REQUIRED ACTION: Repeat each record below exactly, dropping the pictures.

Website and app data records:
»»
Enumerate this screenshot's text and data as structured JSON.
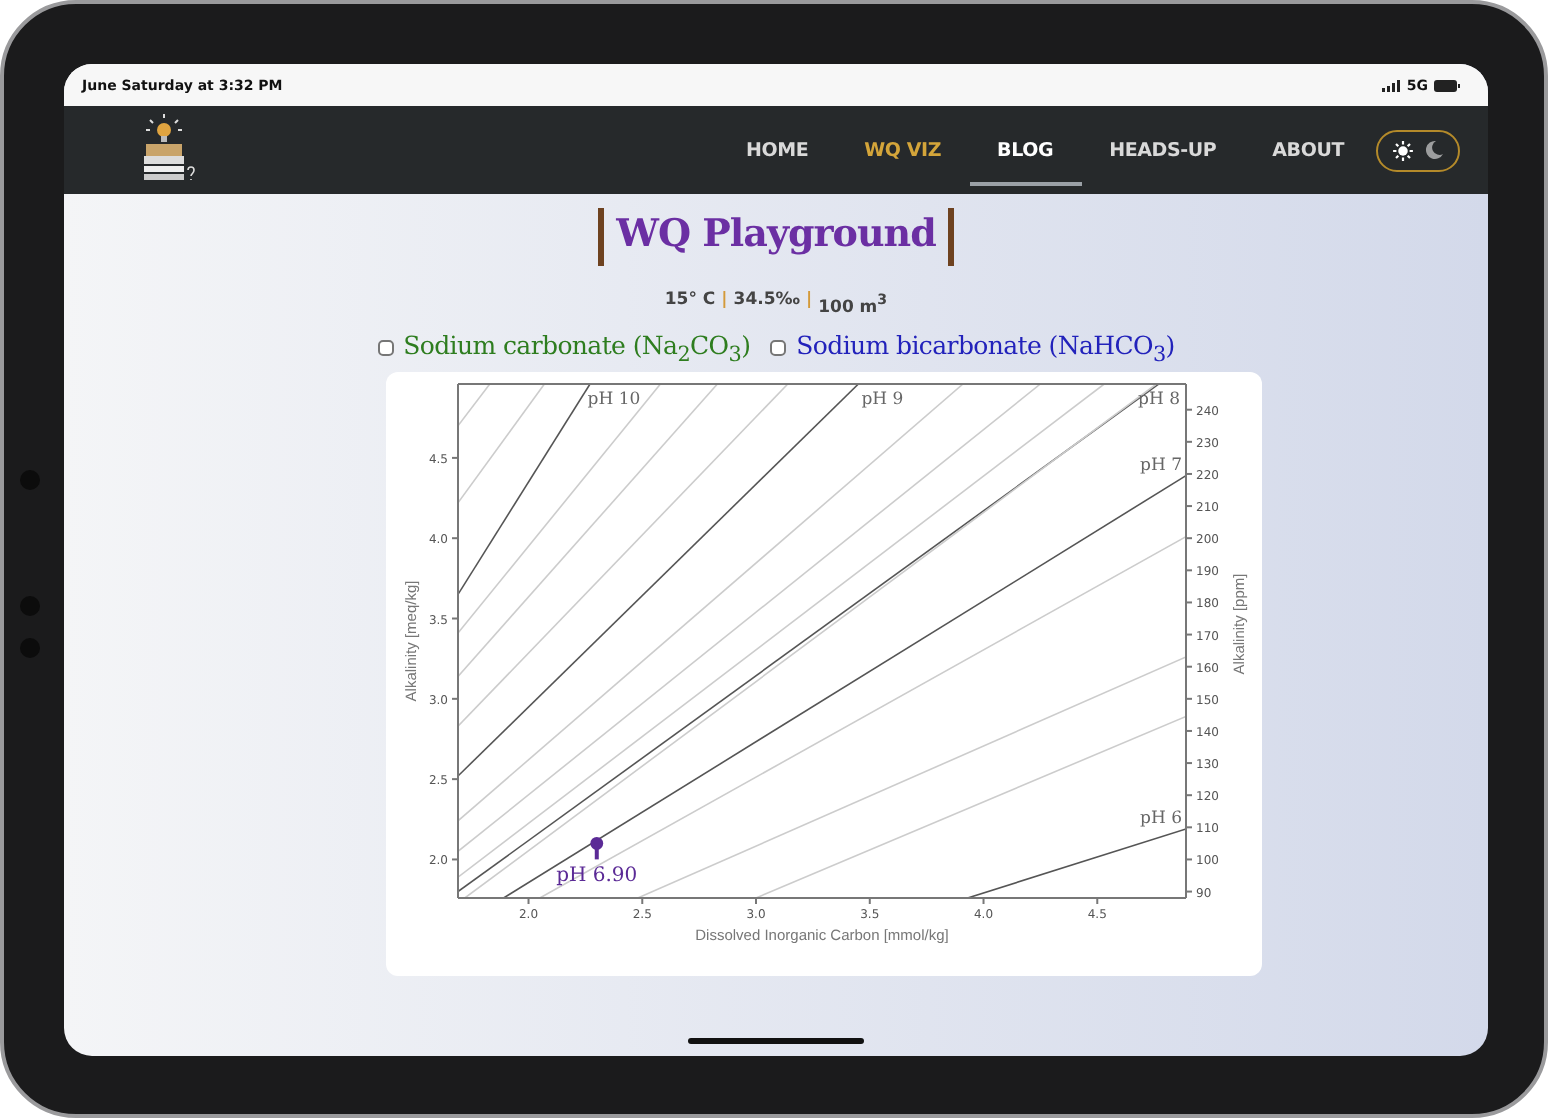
{
  "status_bar": {
    "time": "June Saturday at 3:32 PM",
    "network": "5G"
  },
  "nav": {
    "items": [
      {
        "label": "HOME",
        "selected": false,
        "color": "#d9d9d9"
      },
      {
        "label": "WQ VIZ",
        "selected": false,
        "color": "#d4a53a"
      },
      {
        "label": "BLOG",
        "selected": true,
        "color": "#ffffff"
      },
      {
        "label": "HEADS-UP",
        "selected": false,
        "color": "#d9d9d9"
      },
      {
        "label": "ABOUT",
        "selected": false,
        "color": "#d9d9d9"
      }
    ],
    "theme_toggle": {
      "dark_mode": false
    }
  },
  "title": "WQ Playground",
  "conditions": {
    "items": [
      "15° C",
      "34.5‰",
      "100 m$^{3}$"
    ],
    "separator": "|"
  },
  "options": [
    {
      "label": "Sodium carbonate (Na$_{2}$CO$_{3}$)",
      "checked": false,
      "color": "#2e7d1f"
    },
    {
      "label": "Sodium bicarbonate (NaHCO$_{3}$)",
      "checked": false,
      "color": "#2222bb"
    }
  ],
  "chart_data": {
    "type": "line",
    "xlabel": "Dissolved Inorganic Carbon [mmol/kg]",
    "ylabel": "Alkalinity [meq/kg]",
    "y2label": "Alkalinity [ppm]",
    "xlim": [
      1.69,
      4.89
    ],
    "ylim": [
      1.76,
      4.96
    ],
    "y2lim": [
      88,
      248
    ],
    "xticks": [
      {
        "value": 2.0,
        "label": "2.0"
      },
      {
        "value": 2.5,
        "label": "2.5"
      },
      {
        "value": 3.0,
        "label": "3.0"
      },
      {
        "value": 3.5,
        "label": "3.5"
      },
      {
        "value": 4.0,
        "label": "4.0"
      },
      {
        "value": 4.5,
        "label": "4.5"
      }
    ],
    "yticks": [
      {
        "value": 2.0,
        "label": "2.0"
      },
      {
        "value": 2.5,
        "label": "2.5"
      },
      {
        "value": 3.0,
        "label": "3.0"
      },
      {
        "value": 3.5,
        "label": "3.5"
      },
      {
        "value": 4.0,
        "label": "4.0"
      },
      {
        "value": 4.5,
        "label": "4.5"
      }
    ],
    "y2ticks": [
      90,
      100,
      110,
      120,
      130,
      140,
      150,
      160,
      170,
      180,
      190,
      200,
      210,
      220,
      230,
      240
    ],
    "series": [
      {
        "name": "pH 10",
        "color": "#555555",
        "x": [
          1.69,
          2.27
        ],
        "values": [
          3.65,
          4.96
        ]
      },
      {
        "name": "pH 9",
        "color": "#555555",
        "x": [
          1.69,
          3.45
        ],
        "values": [
          2.52,
          4.96
        ]
      },
      {
        "name": "pH 8",
        "color": "#555555",
        "x": [
          1.69,
          4.77
        ],
        "values": [
          1.8,
          4.96
        ]
      },
      {
        "name": "pH 7",
        "color": "#555555",
        "x": [
          1.89,
          4.89
        ],
        "values": [
          1.76,
          4.39
        ]
      },
      {
        "name": "pH 6",
        "color": "#555555",
        "x": [
          3.93,
          4.89
        ],
        "values": [
          1.76,
          2.19
        ]
      },
      {
        "color": "#cccccc",
        "x": [
          1.69,
          1.83
        ],
        "values": [
          4.7,
          4.96
        ]
      },
      {
        "color": "#cccccc",
        "x": [
          1.69,
          2.07
        ],
        "values": [
          4.22,
          4.96
        ]
      },
      {
        "color": "#cccccc",
        "x": [
          1.69,
          2.58
        ],
        "values": [
          3.41,
          4.96
        ]
      },
      {
        "color": "#cccccc",
        "x": [
          1.69,
          2.83
        ],
        "values": [
          3.14,
          4.96
        ]
      },
      {
        "color": "#cccccc",
        "x": [
          1.69,
          3.14
        ],
        "values": [
          2.83,
          4.96
        ]
      },
      {
        "color": "#cccccc",
        "x": [
          1.69,
          3.91
        ],
        "values": [
          2.24,
          4.96
        ]
      },
      {
        "color": "#cccccc",
        "x": [
          1.69,
          4.25
        ],
        "values": [
          2.05,
          4.96
        ]
      },
      {
        "color": "#cccccc",
        "x": [
          1.69,
          4.53
        ],
        "values": [
          1.89,
          4.96
        ]
      },
      {
        "color": "#cccccc",
        "x": [
          1.72,
          4.76
        ],
        "values": [
          1.76,
          4.96
        ]
      },
      {
        "color": "#cccccc",
        "x": [
          2.05,
          4.89
        ],
        "values": [
          1.76,
          4.01
        ]
      },
      {
        "color": "#cccccc",
        "x": [
          2.48,
          4.89
        ],
        "values": [
          1.76,
          3.26
        ]
      },
      {
        "color": "#cccccc",
        "x": [
          3.0,
          4.89
        ],
        "values": [
          1.76,
          2.89
        ]
      }
    ],
    "annotations": [
      {
        "x": 2.3,
        "y": 2.1,
        "text": "pH 6.90"
      }
    ]
  }
}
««
FINAL ANSWER:
Enumerate this screenshot's text and data as structured JSON.
{
  "status_bar": {
    "time": "June Saturday at 3:32 PM",
    "network": "5G"
  },
  "nav": {
    "items": [
      {
        "label": "HOME",
        "selected": false,
        "color": "#d9d9d9"
      },
      {
        "label": "WQ VIZ",
        "selected": false,
        "color": "#d4a53a"
      },
      {
        "label": "BLOG",
        "selected": true,
        "color": "#ffffff"
      },
      {
        "label": "HEADS-UP",
        "selected": false,
        "color": "#d9d9d9"
      },
      {
        "label": "ABOUT",
        "selected": false,
        "color": "#d9d9d9"
      }
    ],
    "theme_toggle": {
      "dark_mode": false
    }
  },
  "title": "WQ Playground",
  "conditions": {
    "items": [
      "15° C",
      "34.5‰",
      "100 m$^{3}$"
    ],
    "separator": "|"
  },
  "options": [
    {
      "label": "Sodium carbonate (Na$_{2}$CO$_{3}$)",
      "checked": false,
      "color": "#2e7d1f"
    },
    {
      "label": "Sodium bicarbonate (NaHCO$_{3}$)",
      "checked": false,
      "color": "#2222bb"
    }
  ],
  "chart_data": {
    "type": "line",
    "xlabel": "Dissolved Inorganic Carbon [mmol/kg]",
    "ylabel": "Alkalinity [meq/kg]",
    "y2label": "Alkalinity [ppm]",
    "xlim": [
      1.69,
      4.89
    ],
    "ylim": [
      1.76,
      4.96
    ],
    "y2lim": [
      88,
      248
    ],
    "xticks": [
      {
        "value": 2.0,
        "label": "2.0"
      },
      {
        "value": 2.5,
        "label": "2.5"
      },
      {
        "value": 3.0,
        "label": "3.0"
      },
      {
        "value": 3.5,
        "label": "3.5"
      },
      {
        "value": 4.0,
        "label": "4.0"
      },
      {
        "value": 4.5,
        "label": "4.5"
      }
    ],
    "yticks": [
      {
        "value": 2.0,
        "label": "2.0"
      },
      {
        "value": 2.5,
        "label": "2.5"
      },
      {
        "value": 3.0,
        "label": "3.0"
      },
      {
        "value": 3.5,
        "label": "3.5"
      },
      {
        "value": 4.0,
        "label": "4.0"
      },
      {
        "value": 4.5,
        "label": "4.5"
      }
    ],
    "y2ticks": [
      90,
      100,
      110,
      120,
      130,
      140,
      150,
      160,
      170,
      180,
      190,
      200,
      210,
      220,
      230,
      240
    ],
    "series": [
      {
        "name": "pH 10",
        "color": "#555555",
        "x": [
          1.69,
          2.27
        ],
        "values": [
          3.65,
          4.96
        ]
      },
      {
        "name": "pH 9",
        "color": "#555555",
        "x": [
          1.69,
          3.45
        ],
        "values": [
          2.52,
          4.96
        ]
      },
      {
        "name": "pH 8",
        "color": "#555555",
        "x": [
          1.69,
          4.77
        ],
        "values": [
          1.8,
          4.96
        ]
      },
      {
        "name": "pH 7",
        "color": "#555555",
        "x": [
          1.89,
          4.89
        ],
        "values": [
          1.76,
          4.39
        ]
      },
      {
        "name": "pH 6",
        "color": "#555555",
        "x": [
          3.93,
          4.89
        ],
        "values": [
          1.76,
          2.19
        ]
      },
      {
        "color": "#cccccc",
        "x": [
          1.69,
          1.83
        ],
        "values": [
          4.7,
          4.96
        ]
      },
      {
        "color": "#cccccc",
        "x": [
          1.69,
          2.07
        ],
        "values": [
          4.22,
          4.96
        ]
      },
      {
        "color": "#cccccc",
        "x": [
          1.69,
          2.58
        ],
        "values": [
          3.41,
          4.96
        ]
      },
      {
        "color": "#cccccc",
        "x": [
          1.69,
          2.83
        ],
        "values": [
          3.14,
          4.96
        ]
      },
      {
        "color": "#cccccc",
        "x": [
          1.69,
          3.14
        ],
        "values": [
          2.83,
          4.96
        ]
      },
      {
        "color": "#cccccc",
        "x": [
          1.69,
          3.91
        ],
        "values": [
          2.24,
          4.96
        ]
      },
      {
        "color": "#cccccc",
        "x": [
          1.69,
          4.25
        ],
        "values": [
          2.05,
          4.96
        ]
      },
      {
        "color": "#cccccc",
        "x": [
          1.69,
          4.53
        ],
        "values": [
          1.89,
          4.96
        ]
      },
      {
        "color": "#cccccc",
        "x": [
          1.72,
          4.76
        ],
        "values": [
          1.76,
          4.96
        ]
      },
      {
        "color": "#cccccc",
        "x": [
          2.05,
          4.89
        ],
        "values": [
          1.76,
          4.01
        ]
      },
      {
        "color": "#cccccc",
        "x": [
          2.48,
          4.89
        ],
        "values": [
          1.76,
          3.26
        ]
      },
      {
        "color": "#cccccc",
        "x": [
          3.0,
          4.89
        ],
        "values": [
          1.76,
          2.89
        ]
      }
    ],
    "annotations": [
      {
        "x": 2.3,
        "y": 2.1,
        "text": "pH 6.90"
      }
    ]
  }
}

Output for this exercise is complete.